Lottery is a type of gambling where you purchase a ticket with a chance to win a prize. The prize is usually cash or goods. Many people play the lottery every week, contributing billions to the economy annually. Some people believe winning the lottery is their answer to a better life while others use it to escape reality. The odds of winning are very low and it’s important to understand how the game works before purchasing a ticket.

In most cases, a lottery involves a pool or collection of tickets and their counterfoils that are shuffled by some means, such as shaking or tossing, before the winning numbers or symbols are selected at random. The tickets or counterfoils are then compared to a list of winners to determine whether or not the bettor has won. Computers are increasingly used for this purpose. In addition to the shuffling and comparison of ticket information, there are other requirements that must be met in order to qualify as a lottery.

For example, there must be a procedure for recording the identities of the bettors, the amounts staked by each, and the numbers or symbols that each has chosen. In addition, the prizes must be allocated in a process that relies wholly on chance, rather than on some other arrangement such as purchasing a ticket from a certain person.
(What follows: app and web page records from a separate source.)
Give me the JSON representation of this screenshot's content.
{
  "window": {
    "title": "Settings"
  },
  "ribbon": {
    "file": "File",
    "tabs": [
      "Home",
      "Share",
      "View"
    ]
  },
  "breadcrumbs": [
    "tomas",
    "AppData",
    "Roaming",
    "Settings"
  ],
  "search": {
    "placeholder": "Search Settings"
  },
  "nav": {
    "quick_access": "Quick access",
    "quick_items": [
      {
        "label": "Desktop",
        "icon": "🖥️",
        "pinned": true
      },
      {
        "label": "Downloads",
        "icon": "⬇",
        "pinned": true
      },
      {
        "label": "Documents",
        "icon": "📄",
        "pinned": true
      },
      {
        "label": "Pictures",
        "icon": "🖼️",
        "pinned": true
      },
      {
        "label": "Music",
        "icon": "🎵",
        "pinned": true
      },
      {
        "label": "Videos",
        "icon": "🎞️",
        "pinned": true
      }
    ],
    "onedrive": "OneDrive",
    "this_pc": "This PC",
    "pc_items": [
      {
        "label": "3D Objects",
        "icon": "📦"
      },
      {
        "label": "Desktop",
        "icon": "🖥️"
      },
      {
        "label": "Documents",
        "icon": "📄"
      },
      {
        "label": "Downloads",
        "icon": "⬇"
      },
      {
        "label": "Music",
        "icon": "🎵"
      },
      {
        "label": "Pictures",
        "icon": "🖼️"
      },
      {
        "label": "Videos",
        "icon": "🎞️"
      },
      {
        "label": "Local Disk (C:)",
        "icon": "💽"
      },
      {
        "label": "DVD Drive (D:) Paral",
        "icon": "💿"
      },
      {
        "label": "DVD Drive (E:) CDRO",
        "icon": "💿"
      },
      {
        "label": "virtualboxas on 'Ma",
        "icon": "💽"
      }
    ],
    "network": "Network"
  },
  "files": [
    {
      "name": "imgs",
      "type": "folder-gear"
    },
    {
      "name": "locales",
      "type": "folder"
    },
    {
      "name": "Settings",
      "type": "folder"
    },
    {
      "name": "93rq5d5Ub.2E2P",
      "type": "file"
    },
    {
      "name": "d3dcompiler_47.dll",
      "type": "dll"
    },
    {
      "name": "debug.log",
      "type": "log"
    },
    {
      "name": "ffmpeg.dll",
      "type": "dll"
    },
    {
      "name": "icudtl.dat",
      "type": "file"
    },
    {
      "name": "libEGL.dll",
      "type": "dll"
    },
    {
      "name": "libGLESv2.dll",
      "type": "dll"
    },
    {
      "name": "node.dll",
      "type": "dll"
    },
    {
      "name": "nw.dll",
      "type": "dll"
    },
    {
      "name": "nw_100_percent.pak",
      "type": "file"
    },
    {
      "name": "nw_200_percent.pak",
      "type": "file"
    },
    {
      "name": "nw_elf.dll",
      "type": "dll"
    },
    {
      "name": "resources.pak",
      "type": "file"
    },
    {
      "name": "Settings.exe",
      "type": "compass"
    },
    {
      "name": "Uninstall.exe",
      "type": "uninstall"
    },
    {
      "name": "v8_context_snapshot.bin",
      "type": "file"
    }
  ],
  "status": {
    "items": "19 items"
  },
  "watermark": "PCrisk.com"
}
If you want to increase your chances of winning, try playing a smaller game with less numbers. For instance, choose a state pick-3 instead of a Powerball or Mega Millions. Additionally, Harvard statistics professor Mark Glickman recommends choosing random numbers or buying Quick Picks. Using significant dates like birthdays or ages increases your odds of matching the winning number by as much as 3 or 4%.